## Problem details:
What follows is a set of entries; retype all of them exactly.

(Data entries)
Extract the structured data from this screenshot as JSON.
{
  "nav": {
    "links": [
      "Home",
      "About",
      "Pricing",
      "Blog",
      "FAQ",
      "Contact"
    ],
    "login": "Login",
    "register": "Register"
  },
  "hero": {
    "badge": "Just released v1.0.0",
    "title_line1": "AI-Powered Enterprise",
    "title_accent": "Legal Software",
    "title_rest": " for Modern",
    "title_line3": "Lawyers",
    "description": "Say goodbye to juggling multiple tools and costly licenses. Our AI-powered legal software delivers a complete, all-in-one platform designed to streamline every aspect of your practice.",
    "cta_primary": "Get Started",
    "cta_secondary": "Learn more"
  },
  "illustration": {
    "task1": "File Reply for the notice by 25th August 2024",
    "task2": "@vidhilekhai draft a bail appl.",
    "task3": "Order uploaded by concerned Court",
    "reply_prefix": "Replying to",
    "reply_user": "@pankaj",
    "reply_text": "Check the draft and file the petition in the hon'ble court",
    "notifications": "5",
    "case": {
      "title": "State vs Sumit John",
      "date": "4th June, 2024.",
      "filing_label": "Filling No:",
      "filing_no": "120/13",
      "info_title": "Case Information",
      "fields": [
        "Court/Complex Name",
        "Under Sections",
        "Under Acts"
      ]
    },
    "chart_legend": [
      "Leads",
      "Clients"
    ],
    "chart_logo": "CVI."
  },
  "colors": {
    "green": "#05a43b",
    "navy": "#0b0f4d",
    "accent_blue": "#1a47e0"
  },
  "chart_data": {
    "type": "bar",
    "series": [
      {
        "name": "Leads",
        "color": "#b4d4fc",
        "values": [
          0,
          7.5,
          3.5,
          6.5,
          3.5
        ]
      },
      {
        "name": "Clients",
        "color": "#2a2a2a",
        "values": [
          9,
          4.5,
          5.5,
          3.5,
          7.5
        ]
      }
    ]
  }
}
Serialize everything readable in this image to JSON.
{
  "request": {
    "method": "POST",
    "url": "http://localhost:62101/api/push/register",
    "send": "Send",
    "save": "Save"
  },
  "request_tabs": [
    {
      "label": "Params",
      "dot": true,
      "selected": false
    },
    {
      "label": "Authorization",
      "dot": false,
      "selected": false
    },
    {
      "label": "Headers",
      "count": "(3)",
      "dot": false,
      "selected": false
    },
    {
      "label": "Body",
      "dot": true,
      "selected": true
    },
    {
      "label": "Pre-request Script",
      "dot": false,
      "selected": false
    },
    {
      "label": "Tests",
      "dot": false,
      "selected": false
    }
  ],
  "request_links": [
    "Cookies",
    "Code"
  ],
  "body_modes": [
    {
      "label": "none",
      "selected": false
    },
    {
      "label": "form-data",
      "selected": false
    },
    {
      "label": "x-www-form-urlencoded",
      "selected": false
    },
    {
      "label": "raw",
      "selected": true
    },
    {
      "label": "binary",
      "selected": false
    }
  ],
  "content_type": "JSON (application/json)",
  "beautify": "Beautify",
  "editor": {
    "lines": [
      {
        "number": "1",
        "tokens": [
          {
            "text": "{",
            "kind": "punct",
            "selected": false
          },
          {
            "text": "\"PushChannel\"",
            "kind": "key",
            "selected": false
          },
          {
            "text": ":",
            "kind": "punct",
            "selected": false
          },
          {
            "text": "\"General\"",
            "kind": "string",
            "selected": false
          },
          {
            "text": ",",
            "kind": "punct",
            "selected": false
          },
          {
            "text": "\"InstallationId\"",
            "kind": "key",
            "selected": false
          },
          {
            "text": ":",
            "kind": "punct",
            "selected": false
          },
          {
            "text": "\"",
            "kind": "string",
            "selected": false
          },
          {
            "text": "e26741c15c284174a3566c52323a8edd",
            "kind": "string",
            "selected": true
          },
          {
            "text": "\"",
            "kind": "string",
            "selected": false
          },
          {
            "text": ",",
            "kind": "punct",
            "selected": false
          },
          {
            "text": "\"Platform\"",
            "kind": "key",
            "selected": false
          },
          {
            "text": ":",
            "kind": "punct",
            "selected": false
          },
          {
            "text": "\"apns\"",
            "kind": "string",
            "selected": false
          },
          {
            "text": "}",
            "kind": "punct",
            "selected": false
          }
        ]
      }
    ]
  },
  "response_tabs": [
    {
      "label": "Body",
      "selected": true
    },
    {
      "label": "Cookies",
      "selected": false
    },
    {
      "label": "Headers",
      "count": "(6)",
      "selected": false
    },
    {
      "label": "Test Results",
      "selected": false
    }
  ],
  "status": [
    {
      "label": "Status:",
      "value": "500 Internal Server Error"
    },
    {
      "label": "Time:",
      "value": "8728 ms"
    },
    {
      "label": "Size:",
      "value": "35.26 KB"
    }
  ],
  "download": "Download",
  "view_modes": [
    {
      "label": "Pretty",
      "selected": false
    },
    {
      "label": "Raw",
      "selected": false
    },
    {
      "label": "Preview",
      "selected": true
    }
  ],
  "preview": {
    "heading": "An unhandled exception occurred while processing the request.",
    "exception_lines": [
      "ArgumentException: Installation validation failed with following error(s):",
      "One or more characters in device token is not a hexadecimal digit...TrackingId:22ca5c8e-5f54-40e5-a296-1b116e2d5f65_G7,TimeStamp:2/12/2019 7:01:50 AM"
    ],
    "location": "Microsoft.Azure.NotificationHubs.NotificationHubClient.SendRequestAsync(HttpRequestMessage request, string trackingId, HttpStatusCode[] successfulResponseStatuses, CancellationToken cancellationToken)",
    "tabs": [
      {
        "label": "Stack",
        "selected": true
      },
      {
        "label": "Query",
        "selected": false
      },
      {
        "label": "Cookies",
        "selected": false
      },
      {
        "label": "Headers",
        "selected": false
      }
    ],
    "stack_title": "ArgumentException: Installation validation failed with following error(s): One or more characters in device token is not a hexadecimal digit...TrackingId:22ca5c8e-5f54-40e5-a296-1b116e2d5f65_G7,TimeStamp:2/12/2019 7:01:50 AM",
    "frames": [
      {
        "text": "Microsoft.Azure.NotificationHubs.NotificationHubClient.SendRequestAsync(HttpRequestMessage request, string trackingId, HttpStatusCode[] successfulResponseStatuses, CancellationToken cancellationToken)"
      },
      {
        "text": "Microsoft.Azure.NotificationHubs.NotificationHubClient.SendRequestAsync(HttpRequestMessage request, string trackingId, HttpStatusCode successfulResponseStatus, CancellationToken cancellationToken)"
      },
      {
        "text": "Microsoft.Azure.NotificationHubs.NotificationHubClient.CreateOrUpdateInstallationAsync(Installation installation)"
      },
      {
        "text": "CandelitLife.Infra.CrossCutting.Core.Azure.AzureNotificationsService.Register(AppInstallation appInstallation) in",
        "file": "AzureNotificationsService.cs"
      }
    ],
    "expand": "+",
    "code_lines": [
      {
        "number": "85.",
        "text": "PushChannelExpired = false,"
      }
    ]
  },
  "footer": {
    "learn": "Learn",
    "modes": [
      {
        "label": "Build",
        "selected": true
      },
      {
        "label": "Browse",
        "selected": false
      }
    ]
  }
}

## Exercise output:
Extract the structured data from this screenshot as JSON.
{
  "nav": {
    "links": [
      "Home",
      "About",
      "Pricing",
      "Blog",
      "FAQ",
      "Contact"
    ],
    "login": "Login",
    "register": "Register"
  },
  "hero": {
    "badge": "Just released v1.0.0",
    "title_line1": "AI-Powered Enterprise",
    "title_accent": "Legal Software",
    "title_rest": " for Modern",
    "title_line3": "Lawyers",
    "description": "Say goodbye to juggling multiple tools and costly licenses. Our AI-powered legal software delivers a complete, all-in-one platform designed to streamline every aspect of your practice.",
    "cta_primary": "Get Started",
    "cta_secondary": "Learn more"
  },
  "illustration": {
    "task1": "File Reply for the notice by 25th August 2024",
    "task2": "@vidhilekhai draft a bail appl.",
    "task3": "Order uploaded by concerned Court",
    "reply_prefix": "Replying to",
    "reply_user": "@pankaj",
    "reply_text": "Check the draft and file the petition in the hon'ble court",
    "notifications": "5",
    "case": {
      "title": "State vs Sumit John",
      "date": "4th June, 2024.",
      "filing_label": "Filling No:",
      "filing_no": "120/13",
      "info_title": "Case Information",
      "fields": [
        "Court/Complex Name",
        "Under Sections",
        "Under Acts"
      ]
    },
    "chart_legend": [
      "Leads",
      "Clients"
    ],
    "chart_logo": "CVI."
  },
  "colors": {
    "green": "#05a43b",
    "navy": "#0b0f4d",
    "accent_blue": "#1a47e0"
  },
  "chart_data": {
    "type": "bar",
    "series": [
      {
        "name": "Leads",
        "color": "#b4d4fc",
        "values": [
          0,
          7.5,
          3.5,
          6.5,
          3.5
        ]
      },
      {
        "name": "Clients",
        "color": "#2a2a2a",
        "values": [
          9,
          4.5,
          5.5,
          3.5,
          7.5
        ]
      }
    ]
  }
}
Serialize everything readable in this image to JSON.
{
  "request": {
    "method": "POST",
    "url": "http://localhost:62101/api/push/register",
    "send": "Send",
    "save": "Save"
  },
  "request_tabs": [
    {
      "label": "Params",
      "dot": true,
      "selected": false
    },
    {
      "label": "Authorization",
      "dot": false,
      "selected": false
    },
    {
      "label": "Headers",
      "count": "(3)",
      "dot": false,
      "selected": false
    },
    {
      "label": "Body",
      "dot": true,
      "selected": true
    },
    {
      "label": "Pre-request Script",
      "dot": false,
      "selected": false
    },
    {
      "label": "Tests",
      "dot": false,
      "selected": false
    }
  ],
  "request_links": [
    "Cookies",
    "Code"
  ],
  "body_modes": [
    {
      "label": "none",
      "selected": false
    },
    {
      "label": "form-data",
      "selected": false
    },
    {
      "label": "x-www-form-urlencoded",
      "selected": false
    },
    {
      "label": "raw",
      "selected": true
    },
    {
      "label": "binary",
      "selected": false
    }
  ],
  "content_type": "JSON (application/json)",
  "beautify": "Beautify",
  "editor": {
    "lines": [
      {
        "number": "1",
        "tokens": [
          {
            "text": "{",
            "kind": "punct",
            "selected": false
          },
          {
            "text": "\"PushChannel\"",
            "kind": "key",
            "selected": false
          },
          {
            "text": ":",
            "kind": "punct",
            "selected": false
          },
          {
            "text": "\"General\"",
            "kind": "string",
            "selected": false
          },
          {
            "text": ",",
            "kind": "punct",
            "selected": false
          },
          {
            "text": "\"InstallationId\"",
            "kind": "key",
            "selected": false
          },
          {
            "text": ":",
            "kind": "punct",
            "selected": false
          },
          {
            "text": "\"",
            "kind": "string",
            "selected": false
          },
          {
            "text": "e26741c15c284174a3566c52323a8edd",
            "kind": "string",
            "selected": true
          },
          {
            "text": "\"",
            "kind": "string",
            "selected": false
          },
          {
            "text": ",",
            "kind": "punct",
            "selected": false
          },
          {
            "text": "\"Platform\"",
            "kind": "key",
            "selected": false
          },
          {
            "text": ":",
            "kind": "punct",
            "selected": false
          },
          {
            "text": "\"apns\"",
            "kind": "string",
            "selected": false
          },
          {
            "text": "}",
            "kind": "punct",
            "selected": false
          }
        ]
      }
    ]
  },
  "response_tabs": [
    {
      "label": "Body",
      "selected": true
    },
    {
      "label": "Cookies",
      "selected": false
    },
    {
      "label": "Headers",
      "count": "(6)",
      "selected": false
    },
    {
      "label": "Test Results",
      "selected": false
    }
  ],
  "status": [
    {
      "label": "Status:",
      "value": "500 Internal Server Error"
    },
    {
      "label": "Time:",
      "value": "8728 ms"
    },
    {
      "label": "Size:",
      "value": "35.26 KB"
    }
  ],
  "download": "Download",
  "view_modes": [
    {
      "label": "Pretty",
      "selected": false
    },
    {
      "label": "Raw",
      "selected": false
    },
    {
      "label": "Preview",
      "selected": true
    }
  ],
  "preview": {
    "heading": "An unhandled exception occurred while processing the request.",
    "exception_lines": [
      "ArgumentException: Installation validation failed with following error(s):",
      "One or more characters in device token is not a hexadecimal digit...TrackingId:22ca5c8e-5f54-40e5-a296-1b116e2d5f65_G7,TimeStamp:2/12/2019 7:01:50 AM"
    ],
    "location": "Microsoft.Azure.NotificationHubs.NotificationHubClient.SendRequestAsync(HttpRequestMessage request, string trackingId, HttpStatusCode[] successfulResponseStatuses, CancellationToken cancellationToken)",
    "tabs": [
      {
        "label": "Stack",
        "selected": true
      },
      {
        "label": "Query",
        "selected": false
      },
      {
        "label": "Cookies",
        "selected": false
      },
      {
        "label": "Headers",
        "selected": false
      }
    ],
    "stack_title": "ArgumentException: Installation validation failed with following error(s): One or more characters in device token is not a hexadecimal digit...TrackingId:22ca5c8e-5f54-40e5-a296-1b116e2d5f65_G7,TimeStamp:2/12/2019 7:01:50 AM",
    "frames": [
      {
        "text": "Microsoft.Azure.NotificationHubs.NotificationHubClient.SendRequestAsync(HttpRequestMessage request, string trackingId, HttpStatusCode[] successfulResponseStatuses, CancellationToken cancellationToken)"
      },
      {
        "text": "Microsoft.Azure.NotificationHubs.NotificationHubClient.SendRequestAsync(HttpRequestMessage request, string trackingId, HttpStatusCode successfulResponseStatus, CancellationToken cancellationToken)"
      },
      {
        "text": "Microsoft.Azure.NotificationHubs.NotificationHubClient.CreateOrUpdateInstallationAsync(Installation installation)"
      },
      {
        "text": "CandelitLife.Infra.CrossCutting.Core.Azure.AzureNotificationsService.Register(AppInstallation appInstallation) in",
        "file": "AzureNotificationsService.cs"
      }
    ],
    "expand": "+",
    "code_lines": [
      {
        "number": "85.",
        "text": "PushChannelExpired = false,"
      }
    ]
  },
  "footer": {
    "learn": "Learn",
    "modes": [
      {
        "label": "Build",
        "selected": true
      },
      {
        "label": "Browse",
        "selected": false
      }
    ]
  }
}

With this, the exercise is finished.